Why aquaculture may be seafood's future
- Aquaculture is a profitable investment that can not only feed Earth’s growing population but also help rehabilitate the oceans, according to a report from The Nature Conservancy and Encourage Capital released last week.
- Aquaculture is already a $243.5 billion industry, but the report estimates that by 2030, the sector will require an additional $150 billion-300 billion in capital investment to meet the increasing demand for seafood.
- The study focused on the viability of three particular segments of aquaculture: On-land finfish recirculating aquaculture systems — abbreviated as RAS — offshore finfish aquaculture systems, and bivalve and seaweed aquaculture systems.
People love their seafood, but they don’t want anything fishy when it comes to environmental and economic impacts. A recent Feed4Thought survey from Cargill
showed sustainability considerations are so important, about 59% of those surveyed ranked "keeping fish healthy" as the most important duty of a company raising seafood. How to keep fish healthy and still provide sufficient amounts to feed the world is, however, another question.

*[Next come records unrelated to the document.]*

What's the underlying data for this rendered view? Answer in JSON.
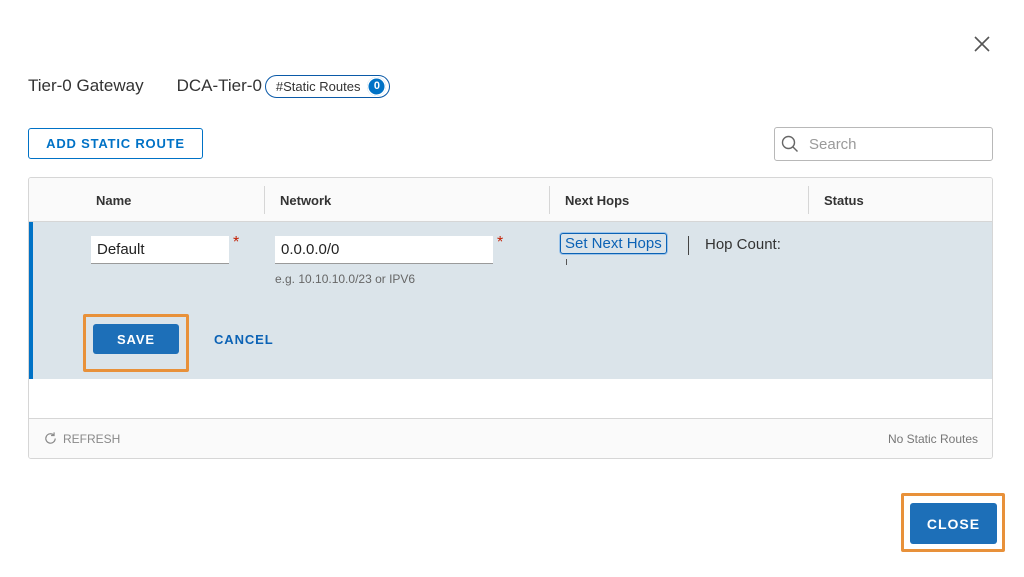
{
  "header": {
    "gateway_type": "Tier-0 Gateway",
    "gateway_name": "DCA-Tier-0",
    "chip_label": "#Static Routes",
    "chip_count": "0"
  },
  "toolbar": {
    "add_label": "ADD STATIC ROUTE",
    "search_placeholder": "Search"
  },
  "grid": {
    "columns": [
      "Name",
      "Network",
      "Next Hops",
      "Status"
    ],
    "edit_row": {
      "name_value": "Default",
      "network_value": "0.0.0.0/0",
      "network_hint": "e.g. 10.10.10.0/23 or IPV6",
      "next_hops_link": "Set Next Hops",
      "hop_count_label": "Hop Count:",
      "save_label": "SAVE",
      "cancel_label": "CANCEL"
    },
    "footer": {
      "refresh_label": "REFRESH",
      "status_text": "No Static Routes"
    }
  },
  "dialog": {
    "close_label": "CLOSE"
  },
  "colors": {
    "accent": "#0072c6",
    "highlight": "#e8913a",
    "edit_row_bg": "#dbe4ea",
    "required": "#c21d00"
  },
  "icons": [
    "close-icon",
    "search-icon",
    "refresh-icon"
  ]
}
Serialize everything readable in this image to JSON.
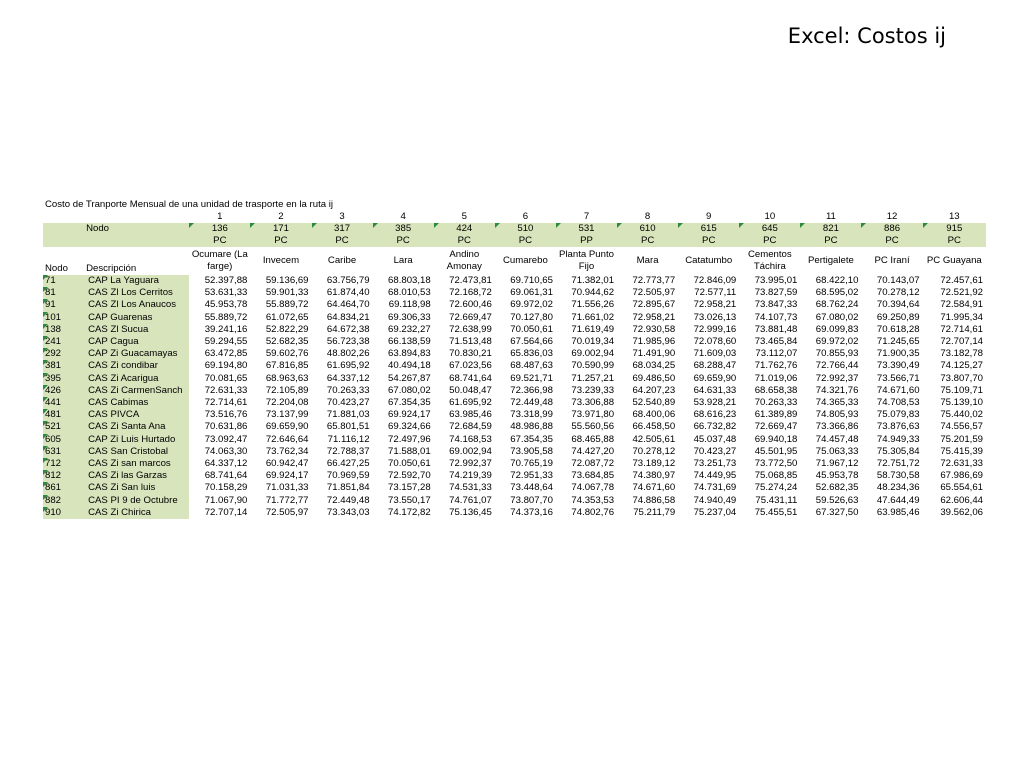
{
  "slide": {
    "title": "Excel: Costos ij"
  },
  "table": {
    "caption": "Costo de Tranporte Mensual de una unidad de trasporte en la ruta ij",
    "col_indices": [
      "1",
      "2",
      "3",
      "4",
      "5",
      "6",
      "7",
      "8",
      "9",
      "10",
      "11",
      "12",
      "13"
    ],
    "nodo_label": "Nodo",
    "nodo_codes": [
      "136",
      "171",
      "317",
      "385",
      "424",
      "510",
      "531",
      "610",
      "615",
      "645",
      "821",
      "886",
      "915"
    ],
    "nodo_types": [
      "PC",
      "PC",
      "PC",
      "PC",
      "PC",
      "PC",
      "PP",
      "PC",
      "PC",
      "PC",
      "PC",
      "PC",
      "PC"
    ],
    "row_header_nodo": "Nodo",
    "row_header_desc": "Descripción",
    "dest_names": [
      "Ocumare (La farge)",
      "Invecem",
      "Caribe",
      "Lara",
      "Andino Amonay",
      "Cumarebo",
      "Planta Punto Fijo",
      "Mara",
      "Catatumbo",
      "Cementos Táchira",
      "Pertigalete",
      "PC Iraní",
      "PC Guayana"
    ],
    "rows": [
      {
        "nodo": "71",
        "desc": "CAP La Yaguara",
        "values": [
          "52.397,88",
          "59.136,69",
          "63.756,79",
          "68.803,18",
          "72.473,81",
          "69.710,65",
          "71.382,01",
          "72.773,77",
          "72.846,09",
          "73.995,01",
          "68.422,10",
          "70.143,07",
          "72.457,61"
        ]
      },
      {
        "nodo": "81",
        "desc": "CAS Zl Los Cerritos",
        "values": [
          "53.631,33",
          "59.901,33",
          "61.874,40",
          "68.010,53",
          "72.168,72",
          "69.061,31",
          "70.944,62",
          "72.505,97",
          "72.577,11",
          "73.827,59",
          "68.595,02",
          "70.278,12",
          "72.521,92"
        ]
      },
      {
        "nodo": "91",
        "desc": "CAS Zl Los Anaucos",
        "values": [
          "45.953,78",
          "55.889,72",
          "64.464,70",
          "69.118,98",
          "72.600,46",
          "69.972,02",
          "71.556,26",
          "72.895,67",
          "72.958,21",
          "73.847,33",
          "68.762,24",
          "70.394,64",
          "72.584,91"
        ]
      },
      {
        "nodo": "101",
        "desc": "CAP Guarenas",
        "values": [
          "55.889,72",
          "61.072,65",
          "64.834,21",
          "69.306,33",
          "72.669,47",
          "70.127,80",
          "71.661,02",
          "72.958,21",
          "73.026,13",
          "74.107,73",
          "67.080,02",
          "69.250,89",
          "71.995,34"
        ]
      },
      {
        "nodo": "138",
        "desc": "CAS Zl Sucua",
        "values": [
          "39.241,16",
          "52.822,29",
          "64.672,38",
          "69.232,27",
          "72.638,99",
          "70.050,61",
          "71.619,49",
          "72.930,58",
          "72.999,16",
          "73.881,48",
          "69.099,83",
          "70.618,28",
          "72.714,61"
        ]
      },
      {
        "nodo": "241",
        "desc": "CAP Cagua",
        "values": [
          "59.294,55",
          "52.682,35",
          "56.723,38",
          "66.138,59",
          "71.513,48",
          "67.564,66",
          "70.019,34",
          "71.985,96",
          "72.078,60",
          "73.465,84",
          "69.972,02",
          "71.245,65",
          "72.707,14"
        ]
      },
      {
        "nodo": "292",
        "desc": "CAP Zi Guacamayas",
        "values": [
          "63.472,85",
          "59.602,76",
          "48.802,26",
          "63.894,83",
          "70.830,21",
          "65.836,03",
          "69.002,94",
          "71.491,90",
          "71.609,03",
          "73.112,07",
          "70.855,93",
          "71.900,35",
          "73.182,78"
        ]
      },
      {
        "nodo": "381",
        "desc": "CAS Zi condibar",
        "values": [
          "69.194,80",
          "67.816,85",
          "61.695,92",
          "40.494,18",
          "67.023,56",
          "68.487,63",
          "70.590,99",
          "68.034,25",
          "68.288,47",
          "71.762,76",
          "72.766,44",
          "73.390,49",
          "74.125,27"
        ]
      },
      {
        "nodo": "395",
        "desc": "CAS Zi Acarigua",
        "values": [
          "70.081,65",
          "68.963,63",
          "64.337,12",
          "54.267,87",
          "68.741,64",
          "69.521,71",
          "71.257,21",
          "69.486,50",
          "69.659,90",
          "71.019,06",
          "72.992,37",
          "73.566,71",
          "73.807,70"
        ]
      },
      {
        "nodo": "426",
        "desc": "CAS Zi CarmenSanch",
        "values": [
          "72.631,33",
          "72.105,89",
          "70.263,33",
          "67.080,02",
          "50.048,47",
          "72.366,98",
          "73.239,33",
          "64.207,23",
          "64.631,33",
          "68.658,38",
          "74.321,76",
          "74.671,60",
          "75.109,71"
        ]
      },
      {
        "nodo": "441",
        "desc": "CAS Cabimas",
        "values": [
          "72.714,61",
          "72.204,08",
          "70.423,27",
          "67.354,35",
          "61.695,92",
          "72.449,48",
          "73.306,88",
          "52.540,89",
          "53.928,21",
          "70.263,33",
          "74.365,33",
          "74.708,53",
          "75.139,10"
        ]
      },
      {
        "nodo": "481",
        "desc": "CAS PIVCA",
        "values": [
          "73.516,76",
          "73.137,99",
          "71.881,03",
          "69.924,17",
          "63.985,46",
          "73.318,99",
          "73.971,80",
          "68.400,06",
          "68.616,23",
          "61.389,89",
          "74.805,93",
          "75.079,83",
          "75.440,02"
        ]
      },
      {
        "nodo": "521",
        "desc": "CAS Zi Santa Ana",
        "values": [
          "70.631,86",
          "69.659,90",
          "65.801,51",
          "69.324,66",
          "72.684,59",
          "48.986,88",
          "55.560,56",
          "66.458,50",
          "66.732,82",
          "72.669,47",
          "73.366,86",
          "73.876,63",
          "74.556,57"
        ]
      },
      {
        "nodo": "605",
        "desc": "CAP Zi Luis Hurtado",
        "values": [
          "73.092,47",
          "72.646,64",
          "71.116,12",
          "72.497,96",
          "74.168,53",
          "67.354,35",
          "68.465,88",
          "42.505,61",
          "45.037,48",
          "69.940,18",
          "74.457,48",
          "74.949,33",
          "75.201,59"
        ]
      },
      {
        "nodo": "631",
        "desc": "CAS San Cristobal",
        "values": [
          "74.063,30",
          "73.762,34",
          "72.788,37",
          "71.588,01",
          "69.002,94",
          "73.905,58",
          "74.427,20",
          "70.278,12",
          "70.423,27",
          "45.501,95",
          "75.063,33",
          "75.305,84",
          "75.415,39"
        ]
      },
      {
        "nodo": "712",
        "desc": "CAS Zi san marcos",
        "values": [
          "64.337,12",
          "60.942,47",
          "66.427,25",
          "70.050,61",
          "72.992,37",
          "70.765,19",
          "72.087,72",
          "73.189,12",
          "73.251,73",
          "73.772,50",
          "71.967,12",
          "72.751,72",
          "72.631,33"
        ]
      },
      {
        "nodo": "812",
        "desc": "CAS Zi las Garzas",
        "values": [
          "68.741,64",
          "69.924,17",
          "70.969,59",
          "72.592,70",
          "74.219,39",
          "72.951,33",
          "73.684,85",
          "74.380,97",
          "74.449,95",
          "75.068,85",
          "45.953,78",
          "58.730,58",
          "67.986,69"
        ]
      },
      {
        "nodo": "861",
        "desc": "CAS Zi San luis",
        "values": [
          "70.158,29",
          "71.031,33",
          "71.851,84",
          "73.157,28",
          "74.531,33",
          "73.448,64",
          "74.067,78",
          "74.671,60",
          "74.731,69",
          "75.274,24",
          "52.682,35",
          "48.234,36",
          "65.554,61"
        ]
      },
      {
        "nodo": "882",
        "desc": "CAS PI 9 de Octubre",
        "values": [
          "71.067,90",
          "71.772,77",
          "72.449,48",
          "73.550,17",
          "74.761,07",
          "73.807,70",
          "74.353,53",
          "74.886,58",
          "74.940,49",
          "75.431,11",
          "59.526,63",
          "47.644,49",
          "62.606,44"
        ]
      },
      {
        "nodo": "910",
        "desc": "CAS Zi Chirica",
        "values": [
          "72.707,14",
          "72.505,97",
          "73.343,03",
          "74.172,82",
          "75.136,45",
          "74.373,16",
          "74.802,76",
          "75.211,79",
          "75.237,04",
          "75.455,51",
          "67.327,50",
          "63.985,46",
          "39.562,06"
        ]
      }
    ]
  }
}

Today, nearly one in five U.S. shoppers say they would like to eat more fish, and Nielsen reports
seafood sales increased 3.4% over the year ending Feb. 24. This increasing interest in sea-based protein has led experts to hypothesize
that seafood in the oceans could be extinct by 2048. While Sylvia Earle, who is a National Geographic Society explorer in residence and a former chief scientist at the National Oceanic and Atmospheric Administration, said at The Good Food Conference last year

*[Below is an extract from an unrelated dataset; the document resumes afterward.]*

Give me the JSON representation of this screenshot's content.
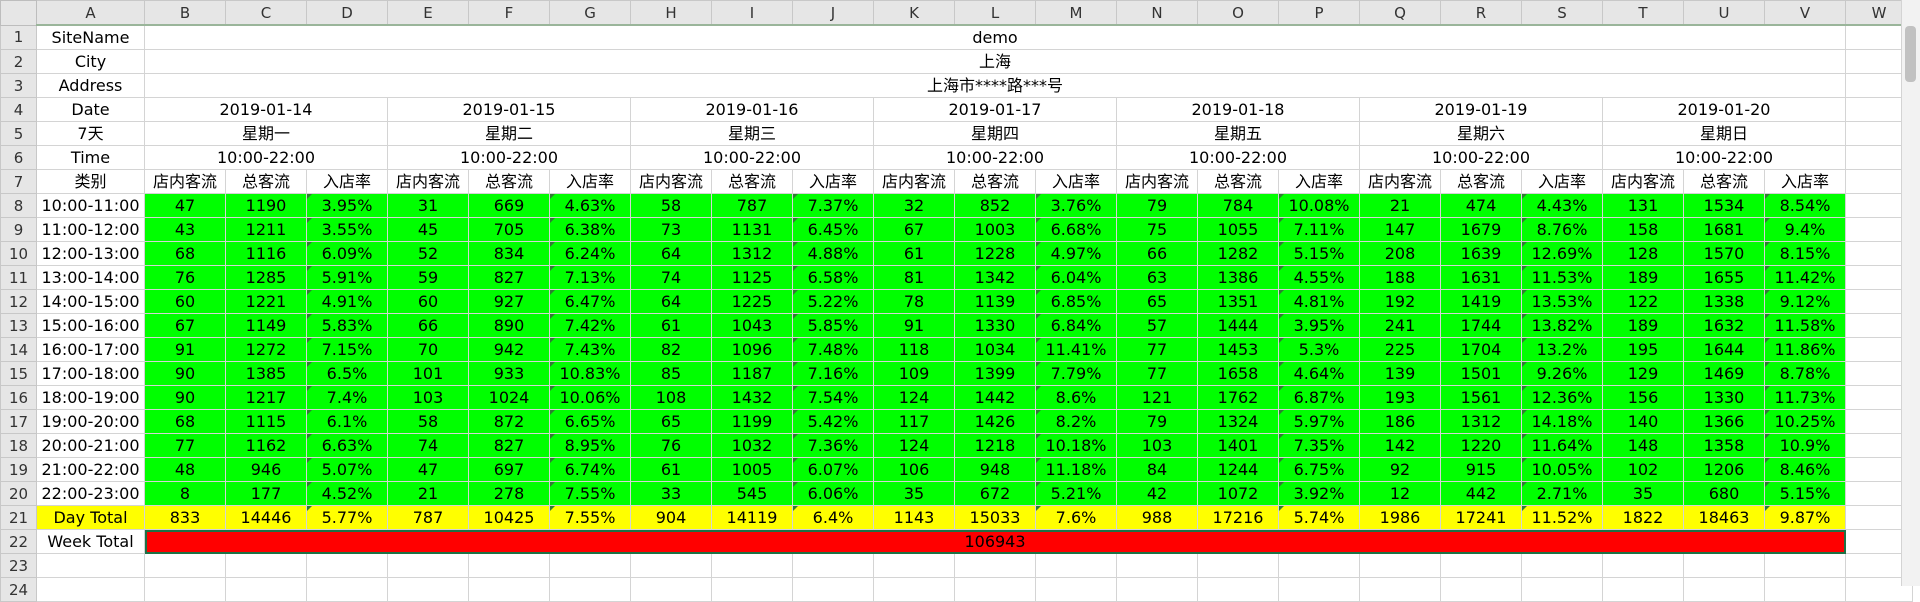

that this prediction is a little overblown, she warned fishing as it is known today will stop by the end of the century because supply will not be there. She suggested lab-grown substitutes as an alternative, and said marketing could help turn consumers' attention to the new products like aquaculture.
Anticipating a radical change in how humans will need to procure their sea-based diet, the study, called "Towards a Blue Revolution," proposed aquaculture not just for its environmental benefits but also for its financial advantages. RAS and offshore fish farms currently comprise less than 1% of all fish production, but the cost to do this type of fish farming are dropping. Oceana issued a report
in 2013 indicating 90% of U.S. fish for consumption is imported, which increases costs to the customer. By switching to aquaculture, farms could be located closer to major markets, which could reduce transportation and logistics costs, saving companies a good chunk of change. Read the article